Task requirements: Here are some records; return them all exactly.

--- Recorded information Enclosed Below ---

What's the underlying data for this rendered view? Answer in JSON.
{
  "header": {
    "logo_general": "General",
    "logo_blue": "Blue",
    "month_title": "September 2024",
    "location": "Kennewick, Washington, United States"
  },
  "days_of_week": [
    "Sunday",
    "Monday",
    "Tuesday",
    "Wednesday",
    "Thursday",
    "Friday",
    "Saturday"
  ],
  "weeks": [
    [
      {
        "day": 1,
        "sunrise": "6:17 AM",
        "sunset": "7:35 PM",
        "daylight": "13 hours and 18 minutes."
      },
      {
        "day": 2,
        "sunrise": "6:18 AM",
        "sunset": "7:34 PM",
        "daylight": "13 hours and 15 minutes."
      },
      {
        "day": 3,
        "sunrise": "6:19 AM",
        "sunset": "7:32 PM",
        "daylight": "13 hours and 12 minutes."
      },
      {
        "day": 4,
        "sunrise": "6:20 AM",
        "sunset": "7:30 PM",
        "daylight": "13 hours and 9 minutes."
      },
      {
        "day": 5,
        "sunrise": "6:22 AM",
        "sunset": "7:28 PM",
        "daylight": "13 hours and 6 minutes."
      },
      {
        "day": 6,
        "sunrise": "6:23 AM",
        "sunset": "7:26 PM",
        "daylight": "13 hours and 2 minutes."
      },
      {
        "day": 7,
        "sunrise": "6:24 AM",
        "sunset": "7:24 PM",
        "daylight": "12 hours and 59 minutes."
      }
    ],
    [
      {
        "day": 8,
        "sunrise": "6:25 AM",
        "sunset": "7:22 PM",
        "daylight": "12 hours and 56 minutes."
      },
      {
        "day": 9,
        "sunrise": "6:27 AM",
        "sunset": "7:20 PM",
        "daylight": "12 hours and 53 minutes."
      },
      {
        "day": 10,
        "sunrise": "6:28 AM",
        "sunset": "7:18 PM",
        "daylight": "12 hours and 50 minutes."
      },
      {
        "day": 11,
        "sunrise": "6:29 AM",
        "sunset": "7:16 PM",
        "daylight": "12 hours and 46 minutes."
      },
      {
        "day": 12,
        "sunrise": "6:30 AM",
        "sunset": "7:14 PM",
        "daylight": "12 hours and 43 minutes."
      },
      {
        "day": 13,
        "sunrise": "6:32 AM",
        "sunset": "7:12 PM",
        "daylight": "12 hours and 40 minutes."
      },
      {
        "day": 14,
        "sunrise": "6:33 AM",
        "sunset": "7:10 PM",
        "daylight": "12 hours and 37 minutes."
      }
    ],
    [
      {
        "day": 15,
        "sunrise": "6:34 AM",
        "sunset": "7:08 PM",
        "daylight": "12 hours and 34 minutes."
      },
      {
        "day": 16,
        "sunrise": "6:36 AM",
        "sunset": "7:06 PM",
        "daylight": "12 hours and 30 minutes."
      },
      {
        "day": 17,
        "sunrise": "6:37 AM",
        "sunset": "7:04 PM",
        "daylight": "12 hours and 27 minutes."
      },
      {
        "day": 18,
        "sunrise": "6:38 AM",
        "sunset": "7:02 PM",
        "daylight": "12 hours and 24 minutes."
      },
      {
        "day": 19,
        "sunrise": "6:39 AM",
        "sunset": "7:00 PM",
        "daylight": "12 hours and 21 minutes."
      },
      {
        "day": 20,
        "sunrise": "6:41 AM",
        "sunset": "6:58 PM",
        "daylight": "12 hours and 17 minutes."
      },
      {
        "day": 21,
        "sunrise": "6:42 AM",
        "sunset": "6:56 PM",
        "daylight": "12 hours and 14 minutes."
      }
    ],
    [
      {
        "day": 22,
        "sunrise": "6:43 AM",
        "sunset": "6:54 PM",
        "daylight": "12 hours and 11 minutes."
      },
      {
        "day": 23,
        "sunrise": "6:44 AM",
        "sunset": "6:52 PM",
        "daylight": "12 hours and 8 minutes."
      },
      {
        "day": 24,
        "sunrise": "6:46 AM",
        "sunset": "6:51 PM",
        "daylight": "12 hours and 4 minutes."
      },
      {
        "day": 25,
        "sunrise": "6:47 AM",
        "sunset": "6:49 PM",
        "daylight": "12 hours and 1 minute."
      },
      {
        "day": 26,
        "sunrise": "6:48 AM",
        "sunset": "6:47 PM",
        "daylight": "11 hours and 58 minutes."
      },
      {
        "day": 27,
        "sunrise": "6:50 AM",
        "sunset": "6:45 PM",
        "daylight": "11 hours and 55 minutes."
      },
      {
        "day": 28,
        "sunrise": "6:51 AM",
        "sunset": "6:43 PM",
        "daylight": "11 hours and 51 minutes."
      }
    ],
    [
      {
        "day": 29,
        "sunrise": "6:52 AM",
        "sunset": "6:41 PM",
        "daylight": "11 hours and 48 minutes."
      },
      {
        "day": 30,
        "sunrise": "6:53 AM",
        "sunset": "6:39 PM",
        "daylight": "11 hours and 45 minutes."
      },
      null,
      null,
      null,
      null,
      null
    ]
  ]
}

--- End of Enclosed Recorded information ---

Completed task:
What's the underlying data for this rendered view? Answer in JSON.
{
  "header": {
    "logo_general": "General",
    "logo_blue": "Blue",
    "month_title": "September 2024",
    "location": "Kennewick, Washington, United States"
  },
  "days_of_week": [
    "Sunday",
    "Monday",
    "Tuesday",
    "Wednesday",
    "Thursday",
    "Friday",
    "Saturday"
  ],
  "weeks": [
    [
      {
        "day": 1,
        "sunrise": "6:17 AM",
        "sunset": "7:35 PM",
        "daylight": "13 hours and 18 minutes."
      },
      {
        "day": 2,
        "sunrise": "6:18 AM",
        "sunset": "7:34 PM",
        "daylight": "13 hours and 15 minutes."
      },
      {
        "day": 3,
        "sunrise": "6:19 AM",
        "sunset": "7:32 PM",
        "daylight": "13 hours and 12 minutes."
      },
      {
        "day": 4,
        "sunrise": "6:20 AM",
        "sunset": "7:30 PM",
        "daylight": "13 hours and 9 minutes."
      },
      {
        "day": 5,
        "sunrise": "6:22 AM",
        "sunset": "7:28 PM",
        "daylight": "13 hours and 6 minutes."
      },
      {
        "day": 6,
        "sunrise": "6:23 AM",
        "sunset": "7:26 PM",
        "daylight": "13 hours and 2 minutes."
      },
      {
        "day": 7,
        "sunrise": "6:24 AM",
        "sunset": "7:24 PM",
        "daylight": "12 hours and 59 minutes."
      }
    ],
    [
      {
        "day": 8,
        "sunrise": "6:25 AM",
        "sunset": "7:22 PM",
        "daylight": "12 hours and 56 minutes."
      },
      {
        "day": 9,
        "sunrise": "6:27 AM",
        "sunset": "7:20 PM",
        "daylight": "12 hours and 53 minutes."
      },
      {
        "day": 10,
        "sunrise": "6:28 AM",
        "sunset": "7:18 PM",
        "daylight": "12 hours and 50 minutes."
      },
      {
        "day": 11,
        "sunrise": "6:29 AM",
        "sunset": "7:16 PM",
        "daylight": "12 hours and 46 minutes."
      },
      {
        "day": 12,
        "sunrise": "6:30 AM",
        "sunset": "7:14 PM",
        "daylight": "12 hours and 43 minutes."
      },
      {
        "day": 13,
        "sunrise": "6:32 AM",
        "sunset": "7:12 PM",
        "daylight": "12 hours and 40 minutes."
      },
      {
        "day": 14,
        "sunrise": "6:33 AM",
        "sunset": "7:10 PM",
        "daylight": "12 hours and 37 minutes."
      }
    ],
    [
      {
        "day": 15,
        "sunrise": "6:34 AM",
        "sunset": "7:08 PM",
        "daylight": "12 hours and 34 minutes."
      },
      {
        "day": 16,
        "sunrise": "6:36 AM",
        "sunset": "7:06 PM",
        "daylight": "12 hours and 30 minutes."
      },
      {
        "day": 17,
        "sunrise": "6:37 AM",
        "sunset": "7:04 PM",
        "daylight": "12 hours and 27 minutes."
      },
      {
        "day": 18,
        "sunrise": "6:38 AM",
        "sunset": "7:02 PM",
        "daylight": "12 hours and 24 minutes."
      },
      {
        "day": 19,
        "sunrise": "6:39 AM",
        "sunset": "7:00 PM",
        "daylight": "12 hours and 21 minutes."
      },
      {
        "day": 20,
        "sunrise": "6:41 AM",
        "sunset": "6:58 PM",
        "daylight": "12 hours and 17 minutes."
      },
      {
        "day": 21,
        "sunrise": "6:42 AM",
        "sunset": "6:56 PM",
        "daylight": "12 hours and 14 minutes."
      }
    ],
    [
      {
        "day": 22,
        "sunrise": "6:43 AM",
        "sunset": "6:54 PM",
        "daylight": "12 hours and 11 minutes."
      },
      {
        "day": 23,
        "sunrise": "6:44 AM",
        "sunset": "6:52 PM",
        "daylight": "12 hours and 8 minutes."
      },
      {
        "day": 24,
        "sunrise": "6:46 AM",
        "sunset": "6:51 PM",
        "daylight": "12 hours and 4 minutes."
      },
      {
        "day": 25,
        "sunrise": "6:47 AM",
        "sunset": "6:49 PM",
        "daylight": "12 hours and 1 minute."
      },
      {
        "day": 26,
        "sunrise": "6:48 AM",
        "sunset": "6:47 PM",
        "daylight": "11 hours and 58 minutes."
      },
      {
        "day": 27,
        "sunrise": "6:50 AM",
        "sunset": "6:45 PM",
        "daylight": "11 hours and 55 minutes."
      },
      {
        "day": 28,
        "sunrise": "6:51 AM",
        "sunset": "6:43 PM",
        "daylight": "11 hours and 51 minutes."
      }
    ],
    [
      {
        "day": 29,
        "sunrise": "6:52 AM",
        "sunset": "6:41 PM",
        "daylight": "11 hours and 48 minutes."
      },
      {
        "day": 30,
        "sunrise": "6:53 AM",
        "sunset": "6:39 PM",
        "daylight": "11 hours and 45 minutes."
      },
      null,
      null,
      null,
      null,
      null
    ]
  ]
}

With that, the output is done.